Hackers took advantage of weak protections on France Televisions’ computers Tuesday, stealing more than 100,000 contacts.
Personal data, including names, postal and email addresses and telephone numbers were compromised, the French public national television broadcaster said in a statement. However, France Televisions was adamant that no passwords or bank details were stolen.
The attack comes just a week after a hack forced Paris-based network TV5Monde off the air and the internet for 18 hours. A group of self-described Islamic State militants waging “cyberjihad” took credit for that attack.
But the attack on France Televisions is believed to be criminal in nature; the thieves are expected to sell the stolen data.
Stephane Van Bosterhaudt, technical director for France Televisions, told the Agence France-Presse that the security measures the broadcaster had put in place were insufficient. He noted that the attack appeared to come from a black hat hacker group called Linker Squad, which is known for taking advantage of its victims’ vulnerabilities.
The US money market fund reforms came into effect in 2016 and are already dramatically shaping US fund industry with investors flooding out of prime funds and into government securities. While the reforms are similar, they are not the same. GTNews interviews Yeng Bulter, global head of the cash business at State Street Global Advisors on the differences.

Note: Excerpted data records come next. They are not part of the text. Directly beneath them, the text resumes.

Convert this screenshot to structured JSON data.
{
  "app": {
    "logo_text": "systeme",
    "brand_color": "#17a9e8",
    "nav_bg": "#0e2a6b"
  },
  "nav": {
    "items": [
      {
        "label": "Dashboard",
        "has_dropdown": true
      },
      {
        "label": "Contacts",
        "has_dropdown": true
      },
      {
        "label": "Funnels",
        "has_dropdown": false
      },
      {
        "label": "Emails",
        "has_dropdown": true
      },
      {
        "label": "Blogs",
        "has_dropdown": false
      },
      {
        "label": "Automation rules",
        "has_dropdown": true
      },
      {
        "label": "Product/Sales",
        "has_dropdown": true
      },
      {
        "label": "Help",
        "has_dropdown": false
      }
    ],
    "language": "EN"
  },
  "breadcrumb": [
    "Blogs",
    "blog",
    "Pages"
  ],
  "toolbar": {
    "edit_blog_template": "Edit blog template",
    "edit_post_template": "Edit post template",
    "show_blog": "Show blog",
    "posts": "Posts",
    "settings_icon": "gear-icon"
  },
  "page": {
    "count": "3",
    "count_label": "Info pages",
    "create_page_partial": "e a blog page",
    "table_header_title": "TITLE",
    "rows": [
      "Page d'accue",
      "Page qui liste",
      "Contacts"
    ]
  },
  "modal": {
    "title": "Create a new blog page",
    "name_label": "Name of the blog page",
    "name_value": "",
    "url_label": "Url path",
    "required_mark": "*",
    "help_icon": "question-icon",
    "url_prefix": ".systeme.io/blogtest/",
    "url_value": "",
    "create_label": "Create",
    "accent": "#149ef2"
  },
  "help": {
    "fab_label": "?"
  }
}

There are various ways for financial institutions to benefit from advanced technologies and business models provided by FinTech's. Whether a business' approach is radical or incremental, data management can help a company to increase their return on investment, argues André Casterman, INTIX.
Tim de Knegt, strategic finance and treasury manager for the Port of Rotterdam, discusses how he is using blockchain, the challenges he will face in his role of treasury over the next 12 months and the advice he would give to someone starting out their career in treasury.
Far and away, the largest financial market on the planet is the foreign exchange currencies market, where on average individuals and organisations trade more than $5 trillion daily. In the FX world, the ability to master the market isn't considered a luxury for treasury officers–it's a necessity.